Tag Aircraft

Boundaries

The Graving Yard

Off the Air

“Off the Air” is partly concept art for another project, partly the product of nostalgia for the work of Chris Foss (particularly the work featured in the Terran Trade Authority books).

E24

Werner Herzog – Wings Of Hope

I discovered this video thanks to a recent MetaFilter thread regarding people who have fallen from planes and miraculously survived. One such survivor was Juliane Koepcke. In 1971, Koepcke fell two miles from the Lockheed Electra carrying her and her mother to Pucallpa, Peru.

This video is a beautiful confluence of writing, visuals, and music.

Signaling The Airship

Pilot of a scout monoplane signals an airship regarding the location, size, and composition of an enemy fleet below.

I’ve been on a bit of an airship kick lately. Or perhaps, an early 1930s aeronautical sketching streak. There’s something about that time which stokes my imagination and these recent efforts serve, more or less, as a self-tutorial in the aesthetics of the period.

Richard K. Smith’s The Airships Akron and Macon arrived on Monday. The book is a fascinating read and an incredible treat for the eyes. Smith must have gone to some astounding lengths to collect and distill the information he provides in his book — I’m continually astonished at his insights into the design of the airships as well as the political issues which surrounded their construction and employment.

More on that in future posts, perhaps. I’ll close this with a poor copy of one of the most beautiful, poignant photographs contained in Smith’s book: the USS Akron (ZRS-4) emerging from a bank of clouds. As you look at it, just imagine the smell of rain in the air, and the music of her engines against the wind in the distance.

U.S. Air Force file photo of USS Akron emerging from clouds. Photographed from Richard K. Smith's book entitled 'The Airships Akron & Macon'

Crew Of The Norge

Crewmen of the Norge airship regard plans for handling the deflation of the airship after landing at Teller, Alaska.

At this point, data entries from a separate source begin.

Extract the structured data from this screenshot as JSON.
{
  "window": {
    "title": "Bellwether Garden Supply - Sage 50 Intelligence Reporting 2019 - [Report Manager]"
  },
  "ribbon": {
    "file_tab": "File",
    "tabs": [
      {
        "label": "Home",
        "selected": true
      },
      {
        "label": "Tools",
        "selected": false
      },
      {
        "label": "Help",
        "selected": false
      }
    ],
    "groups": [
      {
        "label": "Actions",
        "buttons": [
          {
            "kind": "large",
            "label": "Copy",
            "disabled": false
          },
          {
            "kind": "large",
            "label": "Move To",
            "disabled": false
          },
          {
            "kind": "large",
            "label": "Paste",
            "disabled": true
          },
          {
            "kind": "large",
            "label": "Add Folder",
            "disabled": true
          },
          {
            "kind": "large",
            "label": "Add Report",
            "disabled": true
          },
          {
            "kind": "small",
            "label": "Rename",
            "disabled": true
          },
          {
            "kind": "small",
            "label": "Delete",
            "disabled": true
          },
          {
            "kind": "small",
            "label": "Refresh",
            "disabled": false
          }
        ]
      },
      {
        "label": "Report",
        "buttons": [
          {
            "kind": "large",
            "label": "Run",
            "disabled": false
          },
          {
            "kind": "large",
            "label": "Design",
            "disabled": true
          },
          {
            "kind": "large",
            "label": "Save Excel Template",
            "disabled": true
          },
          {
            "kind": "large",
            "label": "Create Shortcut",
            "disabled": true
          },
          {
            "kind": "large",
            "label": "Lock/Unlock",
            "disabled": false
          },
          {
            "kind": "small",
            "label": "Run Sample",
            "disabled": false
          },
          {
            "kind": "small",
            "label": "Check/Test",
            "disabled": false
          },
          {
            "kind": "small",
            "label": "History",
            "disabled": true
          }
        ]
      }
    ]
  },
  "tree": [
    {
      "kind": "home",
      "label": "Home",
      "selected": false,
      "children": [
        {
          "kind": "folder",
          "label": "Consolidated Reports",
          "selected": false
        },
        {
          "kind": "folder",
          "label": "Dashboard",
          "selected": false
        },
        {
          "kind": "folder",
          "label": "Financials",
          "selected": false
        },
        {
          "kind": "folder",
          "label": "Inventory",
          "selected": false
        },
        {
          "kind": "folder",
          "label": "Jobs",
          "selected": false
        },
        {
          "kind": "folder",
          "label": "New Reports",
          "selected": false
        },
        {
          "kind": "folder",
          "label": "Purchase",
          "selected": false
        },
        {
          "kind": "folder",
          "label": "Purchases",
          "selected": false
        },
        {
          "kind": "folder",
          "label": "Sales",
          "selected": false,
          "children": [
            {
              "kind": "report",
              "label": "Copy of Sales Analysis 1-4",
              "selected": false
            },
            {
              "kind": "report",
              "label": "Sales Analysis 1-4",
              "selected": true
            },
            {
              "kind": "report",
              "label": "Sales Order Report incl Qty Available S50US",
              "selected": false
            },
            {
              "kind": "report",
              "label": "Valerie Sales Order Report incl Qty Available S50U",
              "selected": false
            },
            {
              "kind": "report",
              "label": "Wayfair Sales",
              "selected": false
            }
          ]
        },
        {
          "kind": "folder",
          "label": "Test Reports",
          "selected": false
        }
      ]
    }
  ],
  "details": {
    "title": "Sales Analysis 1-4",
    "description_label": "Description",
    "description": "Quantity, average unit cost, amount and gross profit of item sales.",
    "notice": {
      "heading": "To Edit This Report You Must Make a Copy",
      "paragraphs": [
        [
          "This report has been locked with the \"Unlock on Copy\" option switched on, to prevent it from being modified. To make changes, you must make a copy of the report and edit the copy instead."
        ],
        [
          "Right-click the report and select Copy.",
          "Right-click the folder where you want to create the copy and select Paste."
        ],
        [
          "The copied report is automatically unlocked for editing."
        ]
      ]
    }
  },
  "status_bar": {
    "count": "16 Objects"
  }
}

After landing at Teller, Alaska on May 14, 1926, the airship Norge was deflated and disassembled for shipping back to Europe. Here, the crewmen regard papers related to the operation. (In retrospect, this might be more realistic if the gentleman in the foreground were holding a pipe or crowbar rather than paper.)

Due diligence for this kind of illustration demands I study a lot of old outerwear and photographs of the period (even if it doesn’t yet show in the resulting sketches). I recently came across an excellent site for that purpose entitled Archival Clothing, maintained and composed by Leslie Larson. Highly recommended for those with more than a passing interest in vintage clothing styles.

Landing The Norge

A deck rate leans from the control car of the Umberto Nobile-constructed airship Norge as it makes to land. In his right hand, he grips one of the lines used to tether the ship to the ground, ready to assist with ground operations.

A great deal of my time in recent days has focused on the research of airships of the late 1920s and early 1930s. One such airship — the Norge — is famous for being the transportation of the first verified expedition to reach the North Pole (on May 12, 1926 — 83 years ago). The expedition was composed of Umberto Nobile (the designer of Norge), Roald Amundsen (expedition leader), and Lincoln Ellsworth (polar explorer and source of funding), among 13 others.

In this illustration, we see an unidentified explorer leaning from the control car on the ship’s arrival at Teller, Alaska on May 14, 1926, ready to assist with landing operations.

This Happens More Often Than One Might Reasonably Expect

In this image, a Navy mechanic working on a Consolidated PBY Catalina engine appears rather distressed over misplacing his cat. The cat in question is seen sitting on the wing above the engine, reaching one paw down to catch at the spanner the mechanic is holding.

Cats. You gotta watch them all the time. Particularly when rebuilding an engine around anything mechanical.

Ranger Over Ruins

This image depicts a Consolidated P2Y-1 Ranger (Flying Boat) screaming into the sky at full power just over the tops of some unidentified jungle ruins. Beyond the P2Y-1, a great airship -- ZRS-5 -- hangs suspended in mid-air.

A Consolidated P2Y-1 seaplane and ZRS-5 overfly ruins at a location code-named “Site 10” by the Navy.

As with many of these documents, the exact date of recording is redacted. However, at least six P2Y-1s were in service with the VP-10F squadron at NAS Coco Solo by 1 April 1933.